However it does imply that the soldiers thought that the commanders weren’t involved in the front-line of the war and so don’t respect them highly. Through my own knowledge, it is clear that the content in source A is a little false because there was a lot of discipline in the British army at the time of the First World War. This meant that the soldiers didn’t want to publicly disgrace the people of higher rank to them in the army.

This is shown by the second source (B) as the poet accuses the general’s staff of “incompetent swine,” which eventually led him to being branded ‘mental. But the content of this source is very true as the soldiers died very quickly once the trained soldiers were killed in warfare. I also understand that there was a huge incompetence in the staff of Sir Douglas Haig as his intelligence did inform him falsely by telling him that fewer soldiers were dying in the field than actually were. However, the content in source M is of great contrast to the other sources, it is written out of respect and so will be a little exaggerated. But just this fact shows that there was a relationship between the ranks out of respect if nothing else.
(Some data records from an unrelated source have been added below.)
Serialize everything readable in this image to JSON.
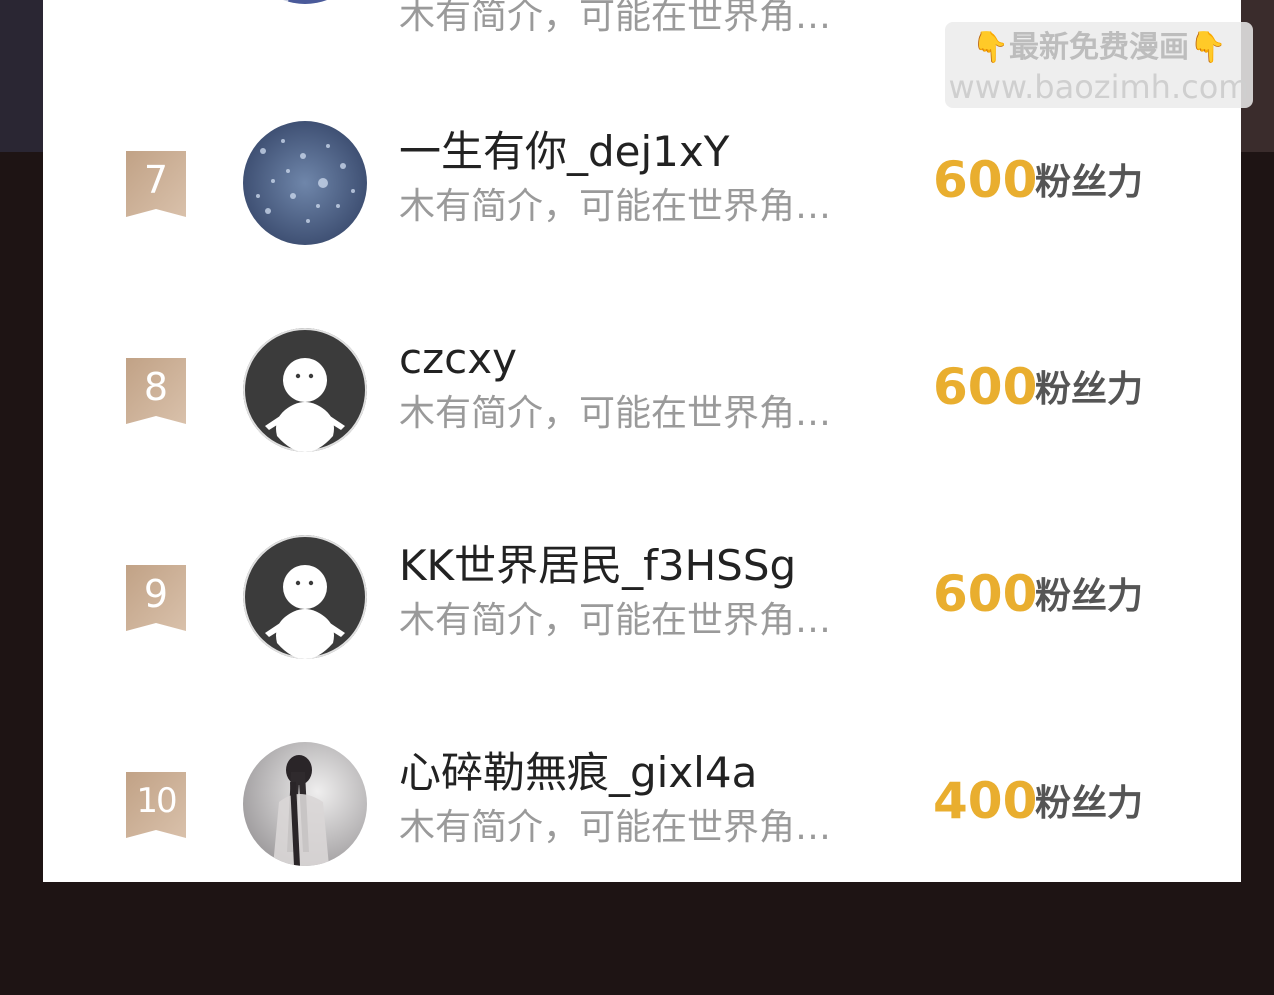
{
  "colors": {
    "rank_badge": "#c9ab90",
    "score": "#e9ae2f",
    "name": "#222222",
    "intro": "#9a9a9a",
    "panel": "#ffffff",
    "background": "#1e1414"
  },
  "watermark": {
    "line1_text": "最新免费漫画",
    "line1_icon": "pointing-down-hand-icon",
    "line2_text": "www.baozimh.com"
  },
  "partial_top_row": {
    "intro": "木有简介，可能在世界角…"
  },
  "ranking": [
    {
      "rank": "7",
      "name": "一生有你_dej1xY",
      "intro": "木有简介，可能在世界角…",
      "score": "600",
      "score_unit": "粉丝力",
      "avatar": "raindrops-photo"
    },
    {
      "rank": "8",
      "name": "czcxy",
      "intro": "木有简介，可能在世界角…",
      "score": "600",
      "score_unit": "粉丝力",
      "avatar": "default-avatar"
    },
    {
      "rank": "9",
      "name": "KK世界居民_f3HSSg",
      "intro": "木有简介，可能在世界角…",
      "score": "600",
      "score_unit": "粉丝力",
      "avatar": "default-avatar"
    },
    {
      "rank": "10",
      "name": "心碎勒無痕_gixl4a",
      "intro": "木有简介，可能在世界角…",
      "score": "400",
      "score_unit": "粉丝力",
      "avatar": "long-hair-figure-photo"
    }
  ]
}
This is especially true with the relationships in the different ranks within the field. Also, there must have been trust in the intelligence’s ability otherwise there would have been no voluntary soldiers and the war may have been lost. So there was unrest between the different ranks, but it was clear that through propaganda there was trust. The different aims of the sources also means that they will be of varying usefulness of them. Source A is an extract from a British magazine that was very opinionated at this time and was against the way that the war was to be won.

This source is meant to entertain the reader and the people who drew and wrote it most probably didn’t have any first-hand experience of the war, which would affect the reliability and accuracy of the source. However Source B was written at the time and was meant as a personal memory of the war. This suggests that although it was one person’s opinion it was not meant to persuade anybody and wouldn’t have been affected by propaganda or events in Britain. Also it would have been written after experiencing the war.

Source M however was written by somebody on the front-line to the parents of a “fine unselfish, comrade,” so would have been written under hard circumstances as the man who wrote it was meant to guide the dead soldier to victory. This means that it has little significance to the relationship between those in Britain and those on the front-line, but is very useful in describing the way that the front-line officers felt almost like parents to the soldiers. Finally in Sources A and B, there are no specific criticisms towards the commanders; but instead broad ideas that the authors thought should be improved.

If there had been criticisms about the creeping barrage as an attack instead of just “by his plan of attack,” then the arguments would have been more reliable as it would have been clear that the writers had researched their arguments. Although the sources show specific opinions of the attitudes towards the senior ranks, there are conflicting views and so no source can be said to be useful for a historian writing on the attitudes within the army as a whole. However all three sources would be useful for proving that there were different relationships in the army depending on personalities and personal feelings.